Saturday, December 22, 2012

Christmas, Part Six: "The Hearth"

R. S. Thomas was never one to mince words.  Thus, not surprisingly, his Christmas poems (several of which I have posted here previously) have a touch of Thomas's fierceness to them.  But they also have an undercurrent of peace and serenity.  (Again, not surprisingly.  Thomas was not as much of a curmudgeon as he is sometimes made out to be.  Yes, he often presents a fairly brusque and forbidding surface, but this often serves as a mask, I think.)

The following poem is an instance of what I am trying to describe:  a bit of peace, a bit of serenity, even a whisper of love -- and a dose of fierceness for good measure.  There is nobody quite like R. S. Thomas.

                                     Stanley Spencer, "Fire Alight" (1936)
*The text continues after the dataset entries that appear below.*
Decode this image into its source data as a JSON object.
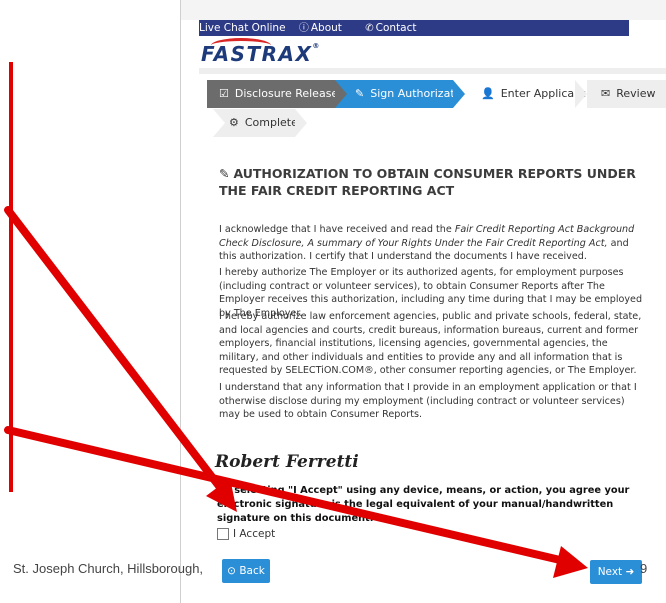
{
  "topbar": {
    "live_chat": "Live Chat Online",
    "about": "About",
    "contact": "Contact"
  },
  "logo": {
    "text": "FASTRAX",
    "tm": "®"
  },
  "steps": [
    {
      "label": "Disclosure Release",
      "icon": "check-square-icon"
    },
    {
      "label": "Sign Authorization",
      "icon": "edit-icon"
    },
    {
      "label": "Enter Applicant Info",
      "icon": "user-icon"
    },
    {
      "label": "Review",
      "icon": "envelope-icon"
    },
    {
      "label": "Complete",
      "icon": "cogs-icon"
    }
  ],
  "content": {
    "heading": "AUTHORIZATION TO OBTAIN CONSUMER REPORTS UNDER THE FAIR CREDIT REPORTING ACT",
    "p1_a": "I acknowledge that I have received and read the ",
    "p1_i": "Fair Credit Reporting Act Background Check Disclosure, A summary of Your Rights Under the Fair Credit Reporting Act,",
    "p1_b": " and this authorization. I certify that I understand the documents I have received.",
    "p2": "I hereby authorize The Employer or its authorized agents, for employment purposes (including contract or volunteer services), to obtain Consumer Reports after The Employer receives this authorization, including any time during that I may be employed by The Employer.",
    "p3": "I hereby authorize law enforcement agencies, public and private schools, federal, state, and local agencies and courts, credit bureaus, information bureaus, current and former employers, financial institutions, licensing agencies, governmental agencies, the military, and other individuals and entities to provide any and all information that is requested by SELECTiON.COM®, other consumer reporting agencies, or The Employer.",
    "p4": "I understand that any information that I provide in an employment application or that I otherwise disclose during my employment (including contract or volunteer services) may be used to obtain Consumer Reports."
  },
  "signature": {
    "name": "Robert Ferretti",
    "note": "By selecting \"I Accept\" using any device, means, or action, you agree your electronic signature is the legal equivalent of your manual/handwritten signature on this document."
  },
  "accept_label": "I Accept",
  "buttons": {
    "back": "Back",
    "next": "Next"
  },
  "footer": {
    "text": "St. Joseph Church, Hillsborough,",
    "page": "9"
  },
  "colors": {
    "nav": "#2d3a86",
    "accent": "#2a8fd6",
    "annotation_red": "#e00000"
  }
}
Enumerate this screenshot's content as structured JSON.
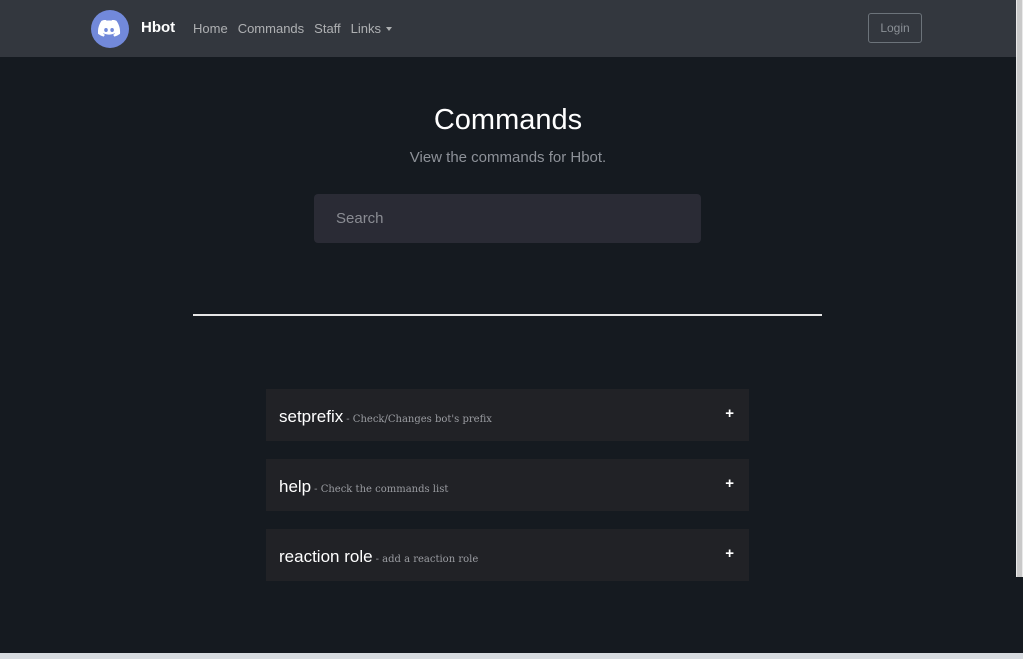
{
  "navbar": {
    "brand": "Hbot",
    "links": [
      "Home",
      "Commands",
      "Staff"
    ],
    "dropdown_label": "Links",
    "login_label": "Login"
  },
  "header": {
    "title": "Commands",
    "subtitle": "View the commands for Hbot."
  },
  "search": {
    "placeholder": "Search",
    "value": ""
  },
  "commands": [
    {
      "name": "setprefix",
      "desc": "- Check/Changes bot's prefix",
      "toggle": "+"
    },
    {
      "name": "help",
      "desc": "- Check the commands list",
      "toggle": "+"
    },
    {
      "name": "reaction role",
      "desc": "- add a reaction role",
      "toggle": "+"
    }
  ],
  "colors": {
    "navbar_bg": "#33373e",
    "page_bg": "#151a20",
    "brand_accent": "#7289da",
    "row_bg": "#212226"
  },
  "icons": {
    "logo": "discord-logo-icon",
    "dropdown": "caret-down-icon",
    "expand": "plus-icon"
  }
}
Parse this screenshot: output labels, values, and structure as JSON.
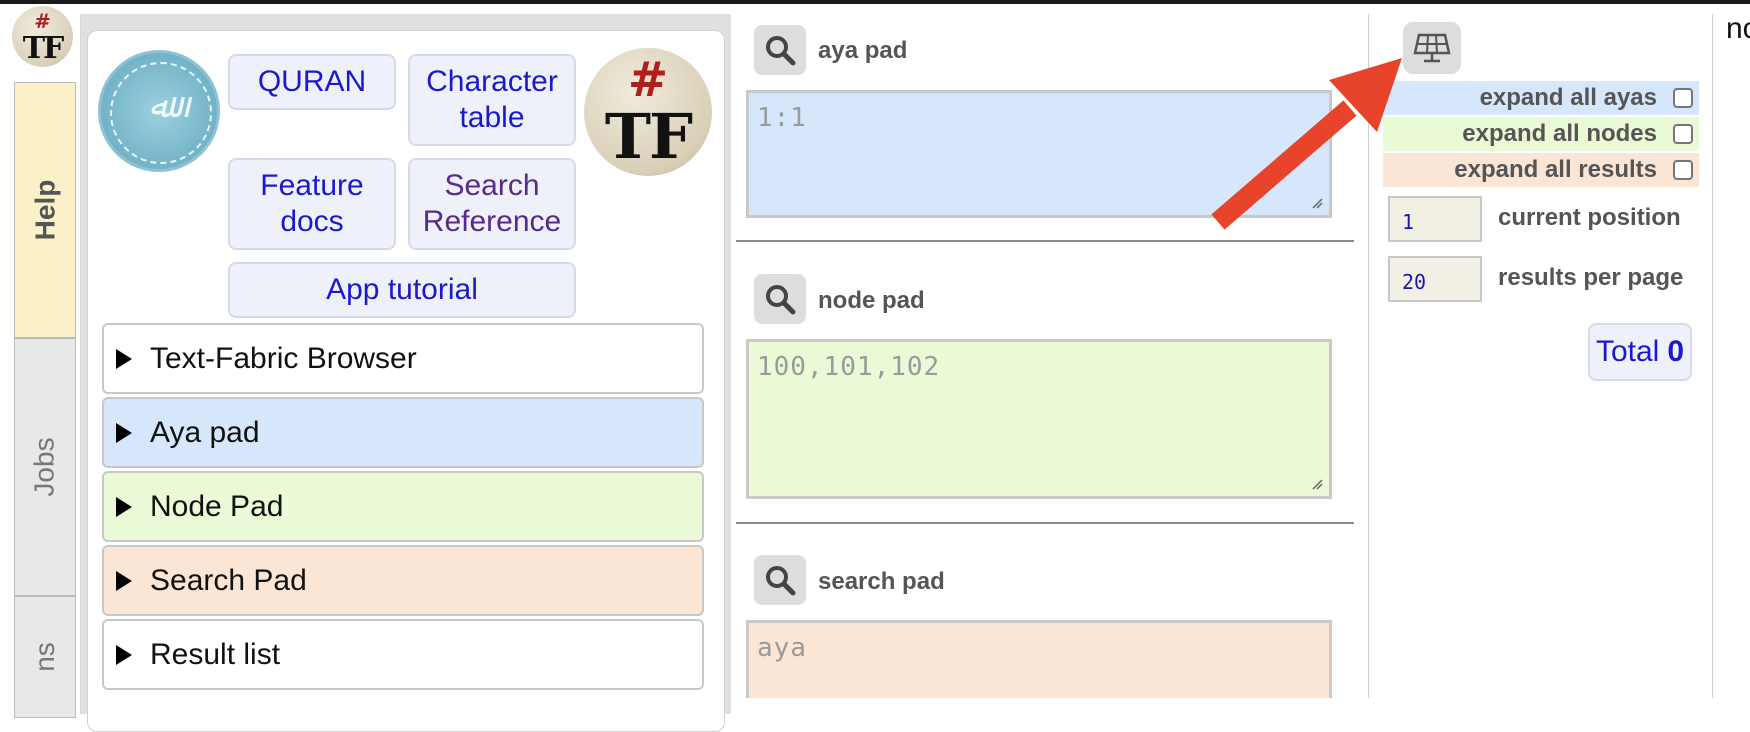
{
  "left_tabs": {
    "help": "Help",
    "jobs": "Jobs",
    "third": "ns"
  },
  "help_panel": {
    "links": {
      "quran": "QURAN",
      "character_table_1": "Character",
      "character_table_2": "table",
      "feature_docs_1": "Feature",
      "feature_docs_2": "docs",
      "search_reference_1": "Search",
      "search_reference_2": "Reference",
      "app_tutorial": "App tutorial"
    },
    "sections": [
      {
        "label": "Text-Fabric Browser",
        "color": "#ffffff"
      },
      {
        "label": "Aya pad",
        "color": "#d6e6fb"
      },
      {
        "label": "Node Pad",
        "color": "#ebfad6"
      },
      {
        "label": "Search Pad",
        "color": "#fbe6d6"
      },
      {
        "label": "Result list",
        "color": "#ffffff"
      }
    ]
  },
  "pads": {
    "aya": {
      "title": "aya pad",
      "placeholder": "1:1",
      "color": "#d6e6fb"
    },
    "node": {
      "title": "node pad",
      "placeholder": "100,101,102",
      "color": "#ebfad6"
    },
    "search": {
      "title": "search pad",
      "placeholder": "aya",
      "color": "#fbe6d6"
    }
  },
  "options": {
    "expand_ayas": {
      "label": "expand all ayas",
      "color": "#d6e6fb"
    },
    "expand_nodes": {
      "label": "expand all nodes",
      "color": "#ebfad6"
    },
    "expand_results": {
      "label": "expand all results",
      "color": "#fbe6d6"
    },
    "current_position": {
      "label": "current position",
      "value": "1"
    },
    "results_per_page": {
      "label": "results per page",
      "value": "20"
    },
    "total": {
      "label": "Total",
      "value": "0"
    }
  },
  "edge_text": "nc",
  "annotation": {
    "arrow_color": "#e8432b"
  }
}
            The Hearth

In front of the fire
With you, the folk song
Of the wind in the chimney and the sparks'
Embroidery of the soot -- eternity
Is here in this small room,
In intervals that our love
Widens; and outside
Us is time and the victims
Of time, travellers
To a new Bethlehem, statesmen
And scientists with their hands full
Of the gifts that destroy.
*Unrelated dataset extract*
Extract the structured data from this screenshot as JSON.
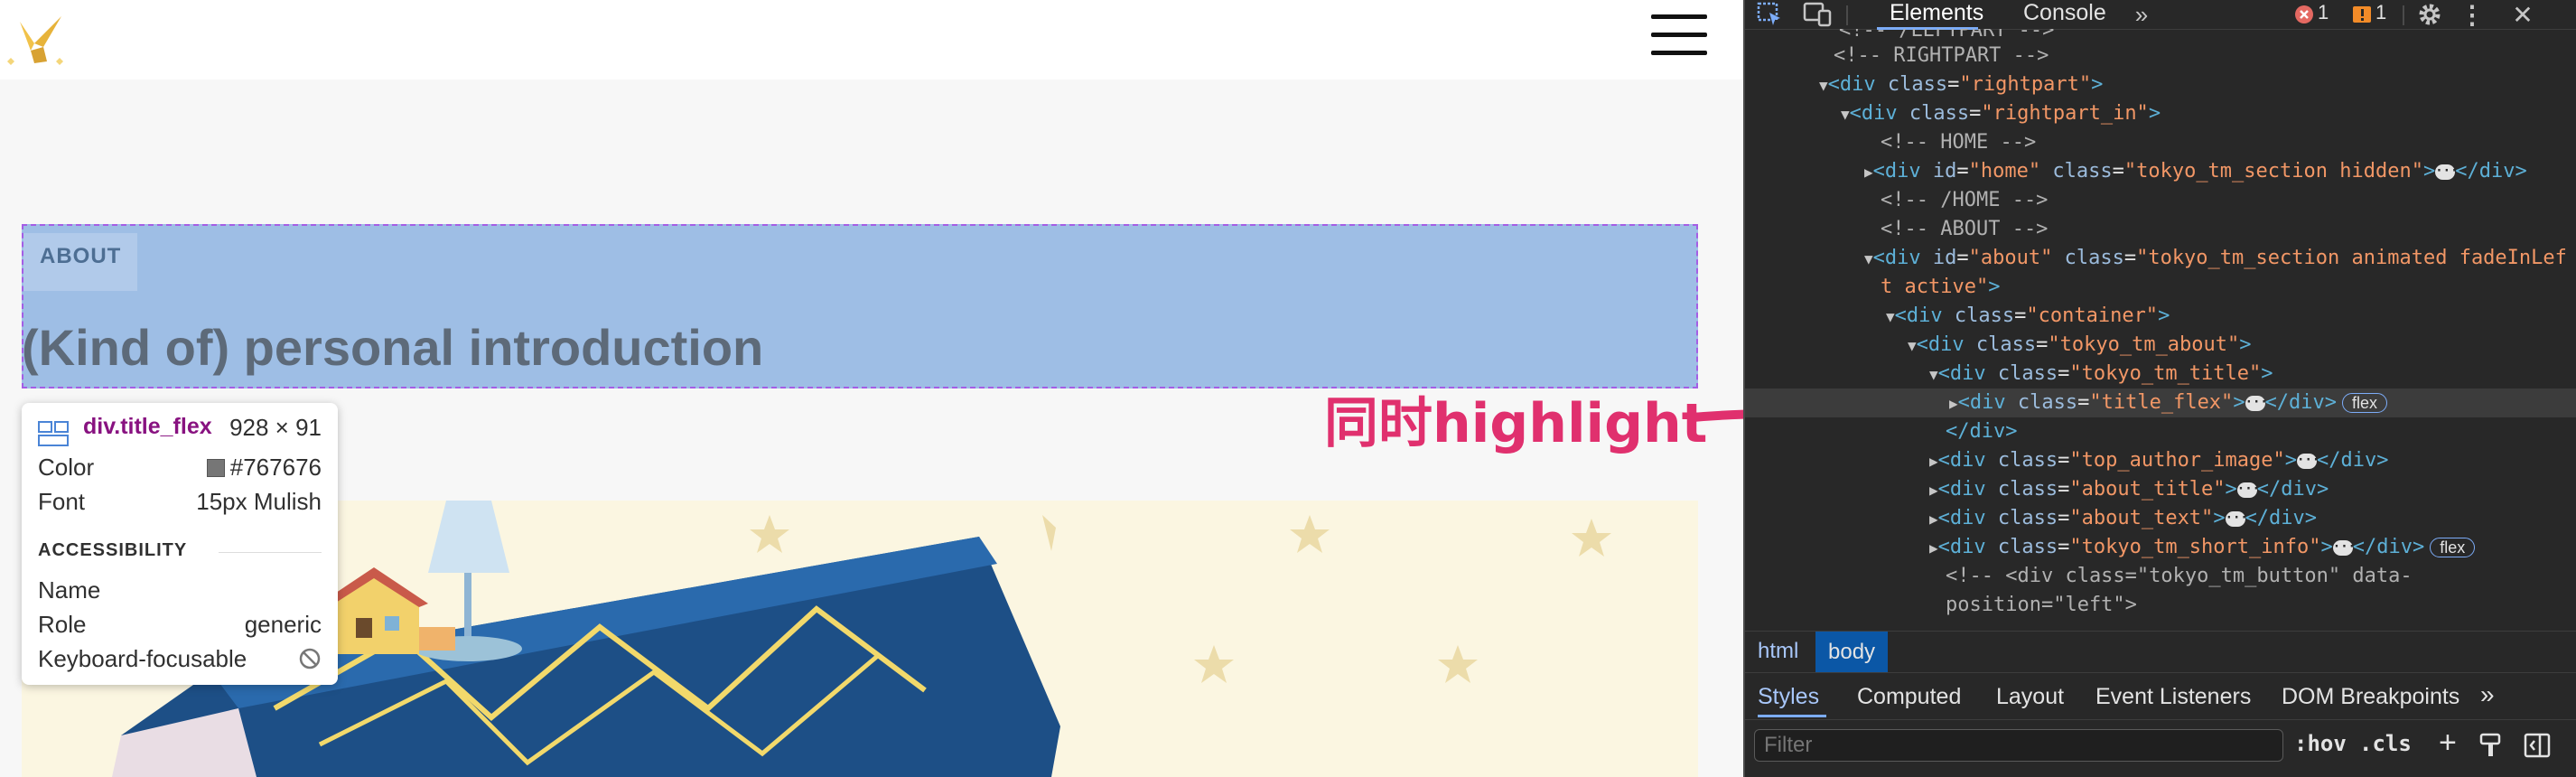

R. S. Thomas, H'm (1972).

                                                  Charles Mahoney
                  "Christmas Tree Viewed Through Red Curtains" (c. 1952)


Sam Vega said...

Is here in this small room,
In intervals that our love

This is very good. I'm not sure how specific this love is intended to be. It could conceivably be other forms, including, of course, religious. There is an optimism in the thought that the intervals are to some extent within our control.

I know very little about Thomas (to my shame!) but this makes me want to read more.

Thank you for this, and if you don't post again in the next couple of days, may I wish that some of that love and eternity visits your Christmas.

Stephen Pentz said...

Sam Vega: thank you for visiting again, and for those thoughts.

I agree: the love that he speaks of may be specific or may take a more general form. Probably both.

In speaking of the "intervals," you have hit upon something that is very characteristic of Thomas's poetry: it is dotted with poems that are about specific moments/intervals in which something out of the ordinary breaks through: not necessarily a "revelation" or an "epiphany," but (for lack of a better word at this time) a sort of clarity (or, more grandly, a moment in which eternity breaks through).

A wonderful poem by him titled "The Bright Field" (which I have posted on the blog previously) demonstrates what I am trying to get at.

Thank you very much for the lovely Christmas wish. Merry Christmas to you as well!